Lower Boundary An unconformity is usually present at the base of the Breda Formation. The formation rests on the Veldhoven Formation in places where there is only a small or limited hiatus in the succession, i.e. in the central and southeastern Netherlands. Elsewhere, the formation rests with a clear break on the Rupel Formation (mainly Boom Clay Member) or, locally, on older deposits. Where the basal part of the Breda Formation is a clay, the lower boundary is in many places marked by a bed with high gamma-ray radiation, probably as a result of glauconite enrichment.In the southeastern Peel region and part of the Roer Valley Graben the lower boundary of the formation is difficult to establish, because the transition from the slightly glauconitic beds of the Veldhoven Formation into the greensands of the Breda Formation is gradual.
Distribution The formation is present in most of the Netherlands subsurface. Is it missing in small areas in the extreme east, southeast and southwest of the country, and on the Kijkduin High and a northwestern extension into the offshore area.
Age Miocene, locally also earliest Pliocene.
Depositional Setting The Breda Formation was deposited in a shallow-marine environment. The formation largely consists of fore-set and bottom-set beds deposited in a delta-front setting.

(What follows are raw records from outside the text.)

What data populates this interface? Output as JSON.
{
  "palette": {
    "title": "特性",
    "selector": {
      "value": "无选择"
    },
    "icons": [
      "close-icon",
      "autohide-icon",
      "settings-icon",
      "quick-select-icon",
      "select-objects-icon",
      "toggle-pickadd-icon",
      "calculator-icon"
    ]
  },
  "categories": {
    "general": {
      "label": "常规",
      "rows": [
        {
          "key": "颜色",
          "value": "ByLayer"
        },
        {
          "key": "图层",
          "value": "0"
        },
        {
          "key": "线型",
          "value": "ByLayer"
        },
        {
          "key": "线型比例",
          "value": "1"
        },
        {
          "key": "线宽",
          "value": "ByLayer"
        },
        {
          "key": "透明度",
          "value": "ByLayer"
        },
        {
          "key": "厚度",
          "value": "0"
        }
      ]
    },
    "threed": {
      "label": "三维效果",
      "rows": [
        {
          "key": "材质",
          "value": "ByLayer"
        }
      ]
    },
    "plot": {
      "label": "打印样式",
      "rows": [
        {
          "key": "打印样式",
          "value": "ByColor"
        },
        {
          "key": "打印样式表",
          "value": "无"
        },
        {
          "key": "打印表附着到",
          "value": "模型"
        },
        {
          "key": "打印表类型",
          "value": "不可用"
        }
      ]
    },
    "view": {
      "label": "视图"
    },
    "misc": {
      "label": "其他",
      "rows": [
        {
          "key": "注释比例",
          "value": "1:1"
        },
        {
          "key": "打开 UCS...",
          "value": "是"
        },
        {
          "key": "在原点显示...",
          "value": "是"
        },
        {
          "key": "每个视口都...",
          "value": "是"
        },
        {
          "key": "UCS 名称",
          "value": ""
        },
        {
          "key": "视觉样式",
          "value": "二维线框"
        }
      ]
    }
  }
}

Subdivision  
  Up to now, some subdivisions have only been proposed in a local context. However, the Breda Formation merits further study to unravel its delta-front architecture, which could lead to a regional subdivision into members that have a genetic significance.
  Local subdivisions are distinguished for:
  the eastern Netherlands (Achterhoek and Twente, see Figure I.1 (see pdf) ) by van den Bosch (1975) as follows:
  NUBA Breda Formation
  NUBAD Delden Member
  NUBAZ Zenderen Member
  NUBAE Eibergen Member
  NUBAA Aalten Member
  The subdivision is based primarily on variations in clay and sand content, and is supported by faunal differences. All deposits are more or less rich in glauconite. The Delden Member is rich in goethite and contains phosphorite concretions. For details the reader is referred to van den Bosch (1975) .
  the northeastern Netherlands (eastern parts of the provinces of Groningen and Drenthe) by Doppert et al (1975) . The topmost beds of the Breda Formation have been described as the:
  NUBAN Nieuweschans Member
   
  It consists of mainly of greenish and liver-coloured, clayey sands, rich in hornblende, which is characteristic for this member in this area. Marine shell remains are absent in these deposits, but palynological data point to a marine origin.
  southern Limburg by Kuyl (1975) . Near-shore marine and continental deposits of the Heksenberg Member of the Ville Formation intertongue with the Breda Formation, dividing it into two local members from top to bottom:
  NUBAV Vrijherenberg Member
  NUBAK Kakert Member
  These members consist of loamy, glauconitic sands, and are restricted to southern Limburg. Where the Kakert Member overlies the Rupel Clay Member unconformably, often e layer of rolled chert pebbles, shark teeth and phosphate nodules occurs. This unit is known as the Elslo Bed (Laag van Elslo; Kuyl (1975) , op. cit.).
  Outside southern Limburg, where a tongue of the Ville Formation can be distinguished in the Breda Formation (e.g. Heksenberg Member in well Asten-1, Annex I-1) this succession can be divided informally into:
  NUBAU upper Breda member
  NUVIH Heksenberg Member
  NUBAL lower Breda member
References See References Tertiary

Van Adrichem Boogaert, H.A. & Kouwe, W.F.P., 1993-1997. [Stratigraphic unit]. In: Stratigraphic Nomenclature of the Netherlands.
Retrieved [Datum] from [url].